In 1939, with Gilbert and Sullivan’s operettas growing an international following since their deaths, a group of Montreal West citizens decided that their town should have its own amateur theatrical company dedicated to the performance of these sparklingly witty works, and our Society was born. The founders, including the then mayor of Montreal West James R. Pearson, invited New Zealand born Harry and Doris Norris to serve as the fledgling society’s first musical director and stage director, respectively. This was an auspicious beginning, as both were veterans of the famed D’Oyly Carte Opera Company, the original, English company of Gilbert and Sullivan operettas: Harry was a former conductor, and Doris had performed onstage as a member of the chorus. The Norris’s approach was to recreate the production style of the D’Oyly Carte company not only in terms of staging and music, but through set and costume design as well.
Montreal West Operatic Society, Canada’s Premier Gilbert & Sullivan Theatre Company, was founded in 1939 by a group of citizens of the Town of Montreal West. Harry Norris, a conductor of the D’Oyly Carte Opera Company, the parent Gilbert & Sullivan Production Company in England, along with his wife Doris, a former performer with the Company, were the original Music and Stage Directors. Their first production, “The Pirates of Penzance” took place in the spring of 1940 and annual productions, encompassing all the operettas with the exception of two, “The Grand Duke” and “Thespis”, have entertained Montrealers and audiences from many surrounding municipalities ever since. Offstage events include singing Christmas Carols in the streets of Montreal West as well as other concerts and tours.

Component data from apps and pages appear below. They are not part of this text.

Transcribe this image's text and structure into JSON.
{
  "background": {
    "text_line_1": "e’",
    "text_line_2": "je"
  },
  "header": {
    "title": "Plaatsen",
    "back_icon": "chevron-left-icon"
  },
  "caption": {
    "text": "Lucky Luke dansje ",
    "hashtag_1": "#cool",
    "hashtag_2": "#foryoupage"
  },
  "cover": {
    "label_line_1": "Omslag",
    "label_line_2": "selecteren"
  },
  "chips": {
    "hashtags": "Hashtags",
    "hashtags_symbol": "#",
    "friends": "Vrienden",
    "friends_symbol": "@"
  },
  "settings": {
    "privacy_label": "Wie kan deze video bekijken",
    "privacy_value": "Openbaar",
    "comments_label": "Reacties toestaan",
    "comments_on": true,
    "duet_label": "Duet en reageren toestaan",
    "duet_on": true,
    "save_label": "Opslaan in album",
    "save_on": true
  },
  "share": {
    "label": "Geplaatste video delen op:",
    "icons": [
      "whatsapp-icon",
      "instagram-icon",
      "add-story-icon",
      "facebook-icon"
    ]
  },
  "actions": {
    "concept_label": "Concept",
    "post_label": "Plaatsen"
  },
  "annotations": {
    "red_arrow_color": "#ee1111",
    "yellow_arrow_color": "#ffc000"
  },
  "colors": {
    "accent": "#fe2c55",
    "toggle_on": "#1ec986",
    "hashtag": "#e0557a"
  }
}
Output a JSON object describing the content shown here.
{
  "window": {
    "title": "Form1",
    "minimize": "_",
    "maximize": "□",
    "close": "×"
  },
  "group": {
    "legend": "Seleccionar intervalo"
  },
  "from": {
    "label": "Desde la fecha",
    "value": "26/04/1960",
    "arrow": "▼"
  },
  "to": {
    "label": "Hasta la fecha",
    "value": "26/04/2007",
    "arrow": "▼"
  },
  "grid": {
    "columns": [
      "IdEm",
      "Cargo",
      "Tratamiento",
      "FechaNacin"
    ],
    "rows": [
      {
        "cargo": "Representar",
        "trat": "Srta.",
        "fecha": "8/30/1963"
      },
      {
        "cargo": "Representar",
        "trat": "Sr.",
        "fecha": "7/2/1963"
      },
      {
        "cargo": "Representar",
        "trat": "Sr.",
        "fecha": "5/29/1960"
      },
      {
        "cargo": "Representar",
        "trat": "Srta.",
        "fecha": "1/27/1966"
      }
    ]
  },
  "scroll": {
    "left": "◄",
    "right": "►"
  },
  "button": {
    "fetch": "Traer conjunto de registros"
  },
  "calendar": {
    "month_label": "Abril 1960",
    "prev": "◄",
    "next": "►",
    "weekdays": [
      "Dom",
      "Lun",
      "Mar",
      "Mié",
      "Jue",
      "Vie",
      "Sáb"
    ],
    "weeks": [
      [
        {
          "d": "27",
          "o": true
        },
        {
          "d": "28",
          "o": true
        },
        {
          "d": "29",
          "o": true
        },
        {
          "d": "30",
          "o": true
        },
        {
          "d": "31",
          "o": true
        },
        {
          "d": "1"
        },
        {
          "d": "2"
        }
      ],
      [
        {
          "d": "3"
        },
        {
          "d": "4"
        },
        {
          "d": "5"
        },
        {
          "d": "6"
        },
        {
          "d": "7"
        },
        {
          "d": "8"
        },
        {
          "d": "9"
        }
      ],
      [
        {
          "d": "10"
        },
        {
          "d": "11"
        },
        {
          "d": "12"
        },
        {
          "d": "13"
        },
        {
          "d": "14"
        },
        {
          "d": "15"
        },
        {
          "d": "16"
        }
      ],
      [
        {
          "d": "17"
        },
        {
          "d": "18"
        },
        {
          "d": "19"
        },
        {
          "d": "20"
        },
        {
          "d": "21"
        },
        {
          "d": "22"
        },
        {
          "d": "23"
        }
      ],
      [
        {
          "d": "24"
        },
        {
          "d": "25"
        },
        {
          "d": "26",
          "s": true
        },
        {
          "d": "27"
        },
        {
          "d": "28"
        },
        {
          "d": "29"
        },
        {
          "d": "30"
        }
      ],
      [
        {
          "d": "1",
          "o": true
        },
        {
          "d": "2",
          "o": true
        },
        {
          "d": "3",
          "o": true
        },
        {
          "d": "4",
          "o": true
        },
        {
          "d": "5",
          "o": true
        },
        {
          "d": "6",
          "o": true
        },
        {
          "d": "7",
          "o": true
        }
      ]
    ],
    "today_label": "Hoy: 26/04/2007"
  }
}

The inaugural production, The Pirates of Penzance, was presented in the spring of 1940. Since then, in an unbroken string of annual performances, the Society has produced all but two of Gilbert and Sullivan’s fourteen operettas; these two exceptions are Thespis, which cannot be produced in its original version as the only surviving musical score was destroyed in a London fire many years ago; and The Grand Duke, the last (and least popular) Gilbert and Sullivan collaboration, which is rarely performed today. In 1997, another milestone was added to the Society’s history books when we became the first Canadian group to perform at the International Gilbert and Sullivan Festival, Philadelphia, with our production of Utopia Limited, giving us the opportunity to compete against some of the best Gilbert and Sullivan troupes in the world. We were thrilled when our principal, Anita Hayes won their award for Best Supporting Actress for her portrayal of The Lady Sophy.